▶ **What the exercise asks**: Your reply should hold only the lines from the one containing "Read all visible" to the final line of the listing below, restated word for word.

▶ **Records for the exercise**:
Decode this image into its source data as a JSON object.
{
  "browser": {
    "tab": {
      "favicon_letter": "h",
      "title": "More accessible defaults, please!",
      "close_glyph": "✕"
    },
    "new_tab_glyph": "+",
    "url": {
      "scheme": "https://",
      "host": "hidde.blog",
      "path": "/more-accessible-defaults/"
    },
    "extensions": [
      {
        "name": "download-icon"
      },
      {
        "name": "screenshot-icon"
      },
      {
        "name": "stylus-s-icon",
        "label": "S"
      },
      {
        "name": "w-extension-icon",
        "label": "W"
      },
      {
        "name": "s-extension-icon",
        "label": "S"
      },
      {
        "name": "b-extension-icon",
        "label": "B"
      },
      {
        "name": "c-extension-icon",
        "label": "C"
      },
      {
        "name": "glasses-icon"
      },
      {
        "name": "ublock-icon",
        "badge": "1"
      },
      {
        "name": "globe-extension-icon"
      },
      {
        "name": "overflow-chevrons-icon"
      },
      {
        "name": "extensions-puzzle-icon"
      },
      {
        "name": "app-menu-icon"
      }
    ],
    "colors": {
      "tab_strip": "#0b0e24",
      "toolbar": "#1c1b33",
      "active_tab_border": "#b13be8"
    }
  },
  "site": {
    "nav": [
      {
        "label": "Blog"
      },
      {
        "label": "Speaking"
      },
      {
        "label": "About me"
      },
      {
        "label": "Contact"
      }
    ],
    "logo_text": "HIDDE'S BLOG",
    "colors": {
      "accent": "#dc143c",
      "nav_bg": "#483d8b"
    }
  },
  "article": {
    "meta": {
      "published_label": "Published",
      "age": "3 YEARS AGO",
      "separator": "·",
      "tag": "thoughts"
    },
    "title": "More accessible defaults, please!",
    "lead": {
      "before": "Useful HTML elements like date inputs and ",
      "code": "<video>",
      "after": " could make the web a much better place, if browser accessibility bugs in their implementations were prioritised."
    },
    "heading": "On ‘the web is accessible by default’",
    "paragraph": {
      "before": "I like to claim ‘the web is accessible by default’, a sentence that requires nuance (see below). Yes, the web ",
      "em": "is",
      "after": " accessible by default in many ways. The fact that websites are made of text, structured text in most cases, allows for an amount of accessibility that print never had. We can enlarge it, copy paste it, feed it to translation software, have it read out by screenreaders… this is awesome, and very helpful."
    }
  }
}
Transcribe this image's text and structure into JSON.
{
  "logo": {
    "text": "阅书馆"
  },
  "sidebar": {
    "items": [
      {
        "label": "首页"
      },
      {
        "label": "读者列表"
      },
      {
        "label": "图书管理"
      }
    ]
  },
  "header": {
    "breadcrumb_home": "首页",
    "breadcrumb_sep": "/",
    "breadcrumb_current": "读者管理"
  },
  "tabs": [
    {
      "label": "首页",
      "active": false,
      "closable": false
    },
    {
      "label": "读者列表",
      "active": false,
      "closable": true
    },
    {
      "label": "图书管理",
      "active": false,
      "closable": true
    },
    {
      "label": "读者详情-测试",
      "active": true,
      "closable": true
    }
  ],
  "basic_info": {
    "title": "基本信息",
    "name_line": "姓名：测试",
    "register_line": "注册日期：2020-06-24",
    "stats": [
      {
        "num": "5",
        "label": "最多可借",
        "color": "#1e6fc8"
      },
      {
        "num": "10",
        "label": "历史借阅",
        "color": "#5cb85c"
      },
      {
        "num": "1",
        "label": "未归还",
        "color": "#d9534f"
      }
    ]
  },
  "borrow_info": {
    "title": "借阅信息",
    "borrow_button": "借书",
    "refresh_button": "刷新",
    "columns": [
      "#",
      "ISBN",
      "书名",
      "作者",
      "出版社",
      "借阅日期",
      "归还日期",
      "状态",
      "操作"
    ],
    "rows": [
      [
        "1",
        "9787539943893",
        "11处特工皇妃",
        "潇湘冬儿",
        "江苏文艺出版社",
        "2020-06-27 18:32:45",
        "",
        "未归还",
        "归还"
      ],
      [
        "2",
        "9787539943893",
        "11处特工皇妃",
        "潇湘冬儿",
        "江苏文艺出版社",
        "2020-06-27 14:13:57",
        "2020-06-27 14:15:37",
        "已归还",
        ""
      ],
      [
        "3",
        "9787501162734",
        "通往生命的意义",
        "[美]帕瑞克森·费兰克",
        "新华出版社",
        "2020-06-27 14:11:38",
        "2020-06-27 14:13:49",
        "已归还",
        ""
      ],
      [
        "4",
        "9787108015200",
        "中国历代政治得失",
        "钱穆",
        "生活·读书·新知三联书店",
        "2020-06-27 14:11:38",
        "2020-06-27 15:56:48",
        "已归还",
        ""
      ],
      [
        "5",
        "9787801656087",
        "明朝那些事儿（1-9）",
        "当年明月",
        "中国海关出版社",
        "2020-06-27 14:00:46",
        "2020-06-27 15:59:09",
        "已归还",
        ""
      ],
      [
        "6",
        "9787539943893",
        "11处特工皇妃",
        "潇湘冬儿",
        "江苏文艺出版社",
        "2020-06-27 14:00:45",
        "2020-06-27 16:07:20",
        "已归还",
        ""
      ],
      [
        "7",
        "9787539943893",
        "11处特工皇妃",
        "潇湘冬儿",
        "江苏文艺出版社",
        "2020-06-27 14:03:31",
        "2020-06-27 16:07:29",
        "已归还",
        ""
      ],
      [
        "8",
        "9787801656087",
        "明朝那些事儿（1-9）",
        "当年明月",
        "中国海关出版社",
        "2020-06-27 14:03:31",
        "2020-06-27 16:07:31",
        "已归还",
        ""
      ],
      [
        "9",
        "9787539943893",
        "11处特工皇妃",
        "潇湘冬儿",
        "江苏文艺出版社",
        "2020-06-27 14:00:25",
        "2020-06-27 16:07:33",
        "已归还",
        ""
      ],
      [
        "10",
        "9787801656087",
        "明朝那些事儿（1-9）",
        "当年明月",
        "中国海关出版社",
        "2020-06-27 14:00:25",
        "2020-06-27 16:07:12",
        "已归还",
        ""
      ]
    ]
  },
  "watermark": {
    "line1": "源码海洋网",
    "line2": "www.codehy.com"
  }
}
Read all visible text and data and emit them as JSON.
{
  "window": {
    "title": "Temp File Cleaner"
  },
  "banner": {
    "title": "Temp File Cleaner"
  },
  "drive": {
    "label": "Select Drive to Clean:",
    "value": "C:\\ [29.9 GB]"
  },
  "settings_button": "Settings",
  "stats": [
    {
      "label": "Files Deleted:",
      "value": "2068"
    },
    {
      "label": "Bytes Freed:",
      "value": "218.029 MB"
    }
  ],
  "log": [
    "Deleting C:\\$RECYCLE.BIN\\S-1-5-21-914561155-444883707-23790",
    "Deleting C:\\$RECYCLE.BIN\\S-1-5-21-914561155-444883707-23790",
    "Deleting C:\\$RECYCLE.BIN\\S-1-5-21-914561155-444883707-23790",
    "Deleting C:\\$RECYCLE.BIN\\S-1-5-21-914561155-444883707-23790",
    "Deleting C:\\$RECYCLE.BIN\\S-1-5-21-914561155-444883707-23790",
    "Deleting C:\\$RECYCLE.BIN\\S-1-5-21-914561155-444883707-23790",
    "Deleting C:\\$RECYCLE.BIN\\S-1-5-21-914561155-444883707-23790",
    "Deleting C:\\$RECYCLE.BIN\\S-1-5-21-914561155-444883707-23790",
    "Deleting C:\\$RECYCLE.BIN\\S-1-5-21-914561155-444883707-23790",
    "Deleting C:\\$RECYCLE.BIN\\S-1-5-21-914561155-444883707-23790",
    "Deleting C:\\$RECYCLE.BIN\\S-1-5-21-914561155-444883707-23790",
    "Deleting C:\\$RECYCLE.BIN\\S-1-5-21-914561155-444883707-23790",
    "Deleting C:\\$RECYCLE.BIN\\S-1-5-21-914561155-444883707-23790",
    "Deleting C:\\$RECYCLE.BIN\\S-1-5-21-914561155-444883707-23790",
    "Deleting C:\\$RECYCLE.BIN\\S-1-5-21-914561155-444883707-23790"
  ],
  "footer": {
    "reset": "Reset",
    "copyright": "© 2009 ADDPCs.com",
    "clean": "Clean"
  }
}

▶ **Solved problem**:
Read all visible text and data and emit them as JSON.
{
  "window": {
    "title": "Temp File Cleaner"
  },
  "banner": {
    "title": "Temp File Cleaner"
  },
  "drive": {
    "label": "Select Drive to Clean:",
    "value": "C:\\ [29.9 GB]"
  },
  "settings_button": "Settings",
  "stats": [
    {
      "label": "Files Deleted:",
      "value": "2068"
    },
    {
      "label": "Bytes Freed:",
      "value": "218.029 MB"
    }
  ],
  "log": [
    "Deleting C:\\$RECYCLE.BIN\\S-1-5-21-914561155-444883707-23790",
    "Deleting C:\\$RECYCLE.BIN\\S-1-5-21-914561155-444883707-23790",
    "Deleting C:\\$RECYCLE.BIN\\S-1-5-21-914561155-444883707-23790",
    "Deleting C:\\$RECYCLE.BIN\\S-1-5-21-914561155-444883707-23790",
    "Deleting C:\\$RECYCLE.BIN\\S-1-5-21-914561155-444883707-23790",
    "Deleting C:\\$RECYCLE.BIN\\S-1-5-21-914561155-444883707-23790",
    "Deleting C:\\$RECYCLE.BIN\\S-1-5-21-914561155-444883707-23790",
    "Deleting C:\\$RECYCLE.BIN\\S-1-5-21-914561155-444883707-23790",
    "Deleting C:\\$RECYCLE.BIN\\S-1-5-21-914561155-444883707-23790",
    "Deleting C:\\$RECYCLE.BIN\\S-1-5-21-914561155-444883707-23790",
    "Deleting C:\\$RECYCLE.BIN\\S-1-5-21-914561155-444883707-23790",
    "Deleting C:\\$RECYCLE.BIN\\S-1-5-21-914561155-444883707-23790",
    "Deleting C:\\$RECYCLE.BIN\\S-1-5-21-914561155-444883707-23790",
    "Deleting C:\\$RECYCLE.BIN\\S-1-5-21-914561155-444883707-23790",
    "Deleting C:\\$RECYCLE.BIN\\S-1-5-21-914561155-444883707-23790"
  ],
  "footer": {
    "reset": "Reset",
    "copyright": "© 2009 ADDPCs.com",
    "clean": "Clean"
  }
}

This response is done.